1973: Denmark, Ireland, UK  1981: Greece  1986: Portugal and Spain  1995: Austria, Finland, Sweden  2004: Czech Republic, Estonia, Cyprus, Latvia, Lithuania, Hungary, Malta, Poland, Slovenia and Slovakia  Bulgaria and Romania expected to join in 2007. Turkey has also applied to become a member.

– Free trade agreements with many other countries.

EU (cont.)
• The Treaty of Maastricht (1992):
– Changes name to European Union. – Aimed at establishing a monetary union. – January 1, 1999: exchange rates fixed and euro launched for financial transactions. – January 1, 2002: euro notes and coins start to circulate. – July 1, 2002: national currencies fully eliminated.

• Development of a common currency (the euro):

• Note: not all EU members have adopted the euro.
– Have not yet adopted it: UK, Sweden, Denmark.

PTAs in Europe: The European Free Trade Association (EFTA)
• Created in 1960. • Lost most of its members—and its importance— to the EU. • Current membership: Iceland, Liechtenstein, Norway, Switzerland. • Also have free trade agreements with several countries/blocs (including the EU).

PTAs in the Americas
• NAFTA (1994)
– An FTA among Canada, Mexico and US.

• Mercosur (1991)
– A CU among Argentina, Brazil, Paraguay and Uruguay.

• Andean Community (effective since 1992)
– A CU among Bolivia, Colombia, Ecuador, Peru and Venezuela.

• Other smaller groups (CACM, CARICOM). • Future: FTAA?

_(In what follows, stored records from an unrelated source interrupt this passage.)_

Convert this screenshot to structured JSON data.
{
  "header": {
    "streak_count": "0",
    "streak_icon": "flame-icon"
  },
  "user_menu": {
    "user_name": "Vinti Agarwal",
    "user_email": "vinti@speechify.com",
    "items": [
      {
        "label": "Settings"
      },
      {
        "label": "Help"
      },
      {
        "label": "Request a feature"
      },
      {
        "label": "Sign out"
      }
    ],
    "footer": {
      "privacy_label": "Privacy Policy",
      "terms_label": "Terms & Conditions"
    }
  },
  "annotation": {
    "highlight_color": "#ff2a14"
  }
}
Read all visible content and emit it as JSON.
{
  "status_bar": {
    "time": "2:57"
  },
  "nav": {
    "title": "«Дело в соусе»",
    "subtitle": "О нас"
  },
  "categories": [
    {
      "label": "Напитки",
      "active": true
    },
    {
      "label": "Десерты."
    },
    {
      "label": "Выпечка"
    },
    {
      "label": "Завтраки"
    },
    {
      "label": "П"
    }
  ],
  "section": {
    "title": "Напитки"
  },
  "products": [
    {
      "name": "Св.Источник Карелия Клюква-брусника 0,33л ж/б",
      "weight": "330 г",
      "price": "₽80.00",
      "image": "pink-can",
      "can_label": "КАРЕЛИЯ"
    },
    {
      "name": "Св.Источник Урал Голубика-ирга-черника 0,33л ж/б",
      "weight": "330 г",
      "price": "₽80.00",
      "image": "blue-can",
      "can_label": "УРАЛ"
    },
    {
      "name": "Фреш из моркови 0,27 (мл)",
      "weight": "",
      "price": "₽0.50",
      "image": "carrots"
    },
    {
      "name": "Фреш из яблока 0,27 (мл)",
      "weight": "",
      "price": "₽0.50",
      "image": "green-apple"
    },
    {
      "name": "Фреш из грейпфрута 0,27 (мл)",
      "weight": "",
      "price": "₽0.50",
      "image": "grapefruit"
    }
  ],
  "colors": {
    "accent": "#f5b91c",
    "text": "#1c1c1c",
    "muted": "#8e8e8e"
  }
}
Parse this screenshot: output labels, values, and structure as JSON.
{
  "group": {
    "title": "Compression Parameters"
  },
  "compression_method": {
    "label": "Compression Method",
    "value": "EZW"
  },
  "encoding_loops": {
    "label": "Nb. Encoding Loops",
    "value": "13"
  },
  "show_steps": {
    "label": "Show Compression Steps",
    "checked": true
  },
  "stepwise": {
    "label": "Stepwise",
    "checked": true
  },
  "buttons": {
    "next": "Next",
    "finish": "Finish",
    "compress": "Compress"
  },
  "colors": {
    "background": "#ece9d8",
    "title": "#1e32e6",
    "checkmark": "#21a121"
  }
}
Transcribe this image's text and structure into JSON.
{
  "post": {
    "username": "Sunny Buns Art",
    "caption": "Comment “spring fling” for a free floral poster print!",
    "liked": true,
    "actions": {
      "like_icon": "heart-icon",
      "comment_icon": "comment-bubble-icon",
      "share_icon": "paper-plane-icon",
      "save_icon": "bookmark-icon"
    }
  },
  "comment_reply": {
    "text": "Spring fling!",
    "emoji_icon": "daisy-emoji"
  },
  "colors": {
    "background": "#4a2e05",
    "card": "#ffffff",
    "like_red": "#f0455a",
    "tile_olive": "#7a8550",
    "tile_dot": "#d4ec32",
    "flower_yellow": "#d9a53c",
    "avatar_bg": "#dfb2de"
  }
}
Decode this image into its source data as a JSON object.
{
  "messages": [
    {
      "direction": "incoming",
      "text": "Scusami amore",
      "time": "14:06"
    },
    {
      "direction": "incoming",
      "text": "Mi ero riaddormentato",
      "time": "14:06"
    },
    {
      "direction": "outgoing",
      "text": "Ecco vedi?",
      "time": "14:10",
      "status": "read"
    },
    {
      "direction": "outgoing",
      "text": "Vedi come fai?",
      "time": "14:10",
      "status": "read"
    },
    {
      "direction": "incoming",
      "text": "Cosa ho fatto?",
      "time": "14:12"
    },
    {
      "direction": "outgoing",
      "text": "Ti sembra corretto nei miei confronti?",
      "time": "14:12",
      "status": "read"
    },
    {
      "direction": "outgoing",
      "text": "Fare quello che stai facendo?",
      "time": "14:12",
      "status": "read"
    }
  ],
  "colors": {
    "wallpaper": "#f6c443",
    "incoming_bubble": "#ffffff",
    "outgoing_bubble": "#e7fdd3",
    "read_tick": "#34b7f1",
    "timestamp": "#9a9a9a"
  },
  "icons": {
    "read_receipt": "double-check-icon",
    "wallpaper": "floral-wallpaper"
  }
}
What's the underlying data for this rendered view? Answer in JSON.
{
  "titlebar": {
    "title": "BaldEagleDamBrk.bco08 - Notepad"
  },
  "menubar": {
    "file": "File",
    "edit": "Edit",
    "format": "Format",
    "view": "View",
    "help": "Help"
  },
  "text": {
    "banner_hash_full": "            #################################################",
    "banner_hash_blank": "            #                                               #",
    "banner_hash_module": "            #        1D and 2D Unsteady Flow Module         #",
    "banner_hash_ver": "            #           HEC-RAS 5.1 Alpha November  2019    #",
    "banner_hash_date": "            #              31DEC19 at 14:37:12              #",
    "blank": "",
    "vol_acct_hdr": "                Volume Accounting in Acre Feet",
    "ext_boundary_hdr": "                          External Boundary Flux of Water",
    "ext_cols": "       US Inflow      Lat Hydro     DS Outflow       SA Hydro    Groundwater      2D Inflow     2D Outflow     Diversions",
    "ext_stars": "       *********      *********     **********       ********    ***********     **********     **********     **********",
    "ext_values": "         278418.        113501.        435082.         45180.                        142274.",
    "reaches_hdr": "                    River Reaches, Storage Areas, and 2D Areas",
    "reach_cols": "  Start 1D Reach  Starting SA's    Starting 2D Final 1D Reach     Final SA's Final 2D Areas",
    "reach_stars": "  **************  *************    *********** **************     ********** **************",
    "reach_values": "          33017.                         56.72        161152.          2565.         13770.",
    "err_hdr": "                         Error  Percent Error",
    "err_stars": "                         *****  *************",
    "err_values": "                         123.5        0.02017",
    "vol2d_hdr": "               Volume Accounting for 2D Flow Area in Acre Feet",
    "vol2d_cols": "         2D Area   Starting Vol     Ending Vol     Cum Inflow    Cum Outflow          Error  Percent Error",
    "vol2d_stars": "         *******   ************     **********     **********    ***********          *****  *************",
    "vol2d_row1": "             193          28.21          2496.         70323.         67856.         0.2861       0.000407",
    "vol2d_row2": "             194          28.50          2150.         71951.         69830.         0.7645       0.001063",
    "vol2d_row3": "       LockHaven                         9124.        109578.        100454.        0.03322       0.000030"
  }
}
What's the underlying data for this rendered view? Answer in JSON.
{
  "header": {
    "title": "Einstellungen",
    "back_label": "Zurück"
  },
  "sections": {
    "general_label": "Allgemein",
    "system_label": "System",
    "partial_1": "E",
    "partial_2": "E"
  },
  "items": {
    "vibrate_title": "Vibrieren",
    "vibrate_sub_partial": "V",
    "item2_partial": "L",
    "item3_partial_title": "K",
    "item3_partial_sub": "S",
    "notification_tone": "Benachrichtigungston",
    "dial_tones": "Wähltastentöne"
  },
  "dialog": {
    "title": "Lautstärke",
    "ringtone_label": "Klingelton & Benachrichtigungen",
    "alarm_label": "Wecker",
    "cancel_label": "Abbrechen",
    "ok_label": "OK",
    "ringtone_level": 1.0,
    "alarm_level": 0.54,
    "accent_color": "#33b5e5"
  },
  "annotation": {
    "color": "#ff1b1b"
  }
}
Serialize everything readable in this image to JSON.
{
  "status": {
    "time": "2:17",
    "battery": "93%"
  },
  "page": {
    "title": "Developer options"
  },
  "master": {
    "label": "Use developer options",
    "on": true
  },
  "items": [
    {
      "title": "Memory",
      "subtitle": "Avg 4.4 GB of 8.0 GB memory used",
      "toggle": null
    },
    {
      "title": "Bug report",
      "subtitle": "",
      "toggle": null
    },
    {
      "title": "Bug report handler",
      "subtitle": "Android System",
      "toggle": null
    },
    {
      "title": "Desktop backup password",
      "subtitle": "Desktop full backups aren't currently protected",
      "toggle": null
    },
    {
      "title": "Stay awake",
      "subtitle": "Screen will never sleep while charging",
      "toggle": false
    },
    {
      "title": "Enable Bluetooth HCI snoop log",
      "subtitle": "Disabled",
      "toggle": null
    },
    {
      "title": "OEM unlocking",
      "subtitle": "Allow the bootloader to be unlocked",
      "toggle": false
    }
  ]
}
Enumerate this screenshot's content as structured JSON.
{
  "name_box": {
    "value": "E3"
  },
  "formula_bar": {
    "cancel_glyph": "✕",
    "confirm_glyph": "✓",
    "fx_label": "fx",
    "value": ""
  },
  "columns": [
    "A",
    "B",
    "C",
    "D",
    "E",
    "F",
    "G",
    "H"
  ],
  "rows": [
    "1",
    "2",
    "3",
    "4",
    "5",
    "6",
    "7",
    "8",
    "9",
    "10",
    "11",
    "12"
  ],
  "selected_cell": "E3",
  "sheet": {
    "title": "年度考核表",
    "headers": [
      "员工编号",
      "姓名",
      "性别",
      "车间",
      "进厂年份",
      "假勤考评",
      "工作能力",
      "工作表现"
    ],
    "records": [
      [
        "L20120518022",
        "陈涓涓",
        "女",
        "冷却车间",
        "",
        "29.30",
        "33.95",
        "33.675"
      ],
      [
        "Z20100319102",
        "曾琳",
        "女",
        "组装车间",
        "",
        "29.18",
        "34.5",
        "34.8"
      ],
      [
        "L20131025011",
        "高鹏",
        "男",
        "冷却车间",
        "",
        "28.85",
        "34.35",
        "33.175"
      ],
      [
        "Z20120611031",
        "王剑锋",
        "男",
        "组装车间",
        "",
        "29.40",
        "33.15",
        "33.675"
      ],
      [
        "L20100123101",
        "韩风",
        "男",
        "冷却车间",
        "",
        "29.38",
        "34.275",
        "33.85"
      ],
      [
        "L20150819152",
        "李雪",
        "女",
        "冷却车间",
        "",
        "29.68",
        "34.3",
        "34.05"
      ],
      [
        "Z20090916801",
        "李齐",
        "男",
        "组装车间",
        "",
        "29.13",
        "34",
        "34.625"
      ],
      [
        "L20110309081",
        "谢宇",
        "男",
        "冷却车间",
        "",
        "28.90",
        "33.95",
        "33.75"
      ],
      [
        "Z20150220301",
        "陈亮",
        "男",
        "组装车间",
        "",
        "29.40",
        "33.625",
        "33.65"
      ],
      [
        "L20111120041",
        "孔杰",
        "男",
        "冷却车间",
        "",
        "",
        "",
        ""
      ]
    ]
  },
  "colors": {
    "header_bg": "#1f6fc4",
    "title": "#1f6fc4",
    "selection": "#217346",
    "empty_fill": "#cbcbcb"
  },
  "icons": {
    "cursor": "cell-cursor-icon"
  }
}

PTAs in the Rest of the World
• ANZCERTA (1983)
– FTA between Australia and New Zealand.

• Asia
– Several attempts but so far little intra-bloc free trade.

• Africa
– More attempts and less results than in Asia.

• A few intercontinental PTAs
– But the number of such arrangements are growing fast.

Is Regionalism good?
• Large disagreement on this issue. • Supporters emphasize the trade liberalization aspect of PTAs: “trade creation.” • Critics emphasize the trade discrimination aspect of PTAs: “trade diversion.”
– When a country discriminates among distinct sources of imports, it may end up importing from a less efficient source, thus paying more for the same good.

But what has been the effect of PTAs?
• Trade among members normally increases substantially. • Trade between members and non-members typically increases too—albeit not as much as intra-bloc trade. How is that possible?  External tariffs usually fall after the formation of a trading bloc. ⇒ Not as much discrimination as one would predict. • By most accounts, trade creation has been the rule, and trade diversion the exception in regional integration.

Other observed effects of PTAs:
• Has not reduced (at least not clearly) the interest on liberalization at the multilateral level. • Flows of FDI normally increase after a PTA is created.
• Empirical regularities suggest that PTAs can

help “consolidate democracy.”
– Possible explanation: “rent dissipation.”

WTO: Recent Developments Seattle’s Failed “Millennium Round”
Main reasons behind the failure
• US vs. EU on agricultural subsidies. • US vs. developing countries on labor standards. • “Outside events.”

The Claims “Outside”
– ‘The WTO is not democratic.’ – ‘Trade pacts disregard the environment: race to the bottom.’ – ‘Trade pacts promote child labor and hazardous working conditions. – ‘Free trade shifts jobs from high-wage-highstandard countries to low-wage-low-standard countries.’

The Future—The “Development Round”
• Initiated in Doha, Qatar, in November 2001. • Initial deadline for negotiations: 1 January 2005… • Issues:
– – – – – – – – Agriculture subsidies. Antidumping measures. Environmental and labor standards. Services. Competition policy. Government procurement. Intellectual property. Etc.